TCC vs TCC Foundation, a cautionary tale

In an article published this week in the Fort Worth Report, reporter Jacob Sanchez details the long, growing divide between Tarrant County College and its philanthropic arm, Tarrant County College Foundation.

Central to this article is an independent development/operations audit performed by nonprofit consultants Project Partners in 2020. This report was commissioned after Tarrant County College communicated the need for the Foundation to raise more than $20 million – or ten times more than it had previously raised in a two year period.

After reading both the Fort Worth Report article and the Project Partners report, I think there are several sector-typical themes that present themselves:

  • Mandated Fundraising Goals – Over my career, I have heard many, many fundraisers complain about dictated fundraising goals. Several scenarios are repeated often:
    • Balancing the Budget on the Back of Development: Often the organization leadership needs to balance the budget and does so by adding to the fundraising revenue goals. I’ve seen frustrated development leads have to repeatedly defend themselves and their teams when unattainable goals aren’t met.
    • Unrealistic Expectations: Organizational leaders often don’t understand that donors are not an ATM. The process of attracting values-aligned donors and developing mutually beneficial philanthropic relationships takes time, consistency and engagement from all levels of the organization.
  • Do More with the Same – Contrary to popular thinking, donations just don’t come in on their own. It’s a strong competitive landscape with more charities than ever vying for the hearts and wallets of donors. Your story must be told, must be seen and must generate empathy and action. THIS IS FUNDRAISING. Fundraising is a revenue-generation strategy made up of smaller revenue-generation strategies (some with greater return potential than others). The more you invest, the more revenue you will see. There are some good thoughts on this in the Hands-On Fundraising Blog.
  • No Feasibility Study: It is dangerous not to test the philanthropic waters with a professional feasibility study prior to initiating a large fundraising campaign or significantly increasing annual revenue goals. Just because your organization thinks it’s a great project, there are other factors that can affect your success,, including timing, donor interest, and charitable giving . A feasibility study is worth every dime, every time – if you take the advice given.
  • Fundraising Staff Turnover – The well-documented development staff revolving door is not new news, and it only grows more costly every year. Established factors affecting fundraising turnover include pay and benefits, but emphasize the importance to fundraisers of working in an environment of attainable expectations, clear priorities, resource support, and leadership engagement. My last article, Nonprofit Talent Deficit, explored additional challenges to staff retention brought on by the pandemic. Add in a reputation for unrest, short-tenures and lack of respect for professional fundraising and you have an even bigger hill to climb.

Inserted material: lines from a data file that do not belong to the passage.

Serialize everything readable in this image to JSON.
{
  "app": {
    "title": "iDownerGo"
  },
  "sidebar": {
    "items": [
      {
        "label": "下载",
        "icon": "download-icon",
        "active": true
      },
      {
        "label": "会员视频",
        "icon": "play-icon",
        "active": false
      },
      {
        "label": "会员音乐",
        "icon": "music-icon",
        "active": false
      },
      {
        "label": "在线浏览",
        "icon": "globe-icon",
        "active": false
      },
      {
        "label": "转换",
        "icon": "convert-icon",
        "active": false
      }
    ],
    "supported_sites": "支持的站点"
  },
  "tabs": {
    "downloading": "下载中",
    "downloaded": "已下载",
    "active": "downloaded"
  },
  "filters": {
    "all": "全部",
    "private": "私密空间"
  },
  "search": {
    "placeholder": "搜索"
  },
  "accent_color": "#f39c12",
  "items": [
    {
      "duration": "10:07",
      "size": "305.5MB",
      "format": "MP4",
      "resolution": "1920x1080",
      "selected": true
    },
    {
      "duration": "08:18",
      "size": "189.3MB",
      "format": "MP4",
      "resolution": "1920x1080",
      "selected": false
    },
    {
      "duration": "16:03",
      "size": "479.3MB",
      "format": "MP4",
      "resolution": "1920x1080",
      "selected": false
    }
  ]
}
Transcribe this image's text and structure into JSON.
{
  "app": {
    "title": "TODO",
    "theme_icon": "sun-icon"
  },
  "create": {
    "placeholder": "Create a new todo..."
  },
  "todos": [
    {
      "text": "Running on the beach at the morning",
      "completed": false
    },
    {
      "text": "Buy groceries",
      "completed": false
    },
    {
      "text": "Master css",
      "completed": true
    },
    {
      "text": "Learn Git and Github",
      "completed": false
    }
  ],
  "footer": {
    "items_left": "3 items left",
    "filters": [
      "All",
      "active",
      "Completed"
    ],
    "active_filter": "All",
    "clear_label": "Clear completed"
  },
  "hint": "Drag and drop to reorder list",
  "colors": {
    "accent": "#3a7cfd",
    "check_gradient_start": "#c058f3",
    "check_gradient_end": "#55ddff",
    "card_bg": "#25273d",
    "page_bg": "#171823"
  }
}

Those are just a few of my takeaways…what were yours?

Tarrant County College clearly has some work to do. For the sake of their mission, I hope they get it done!

About the author

Barbara Clark Galupi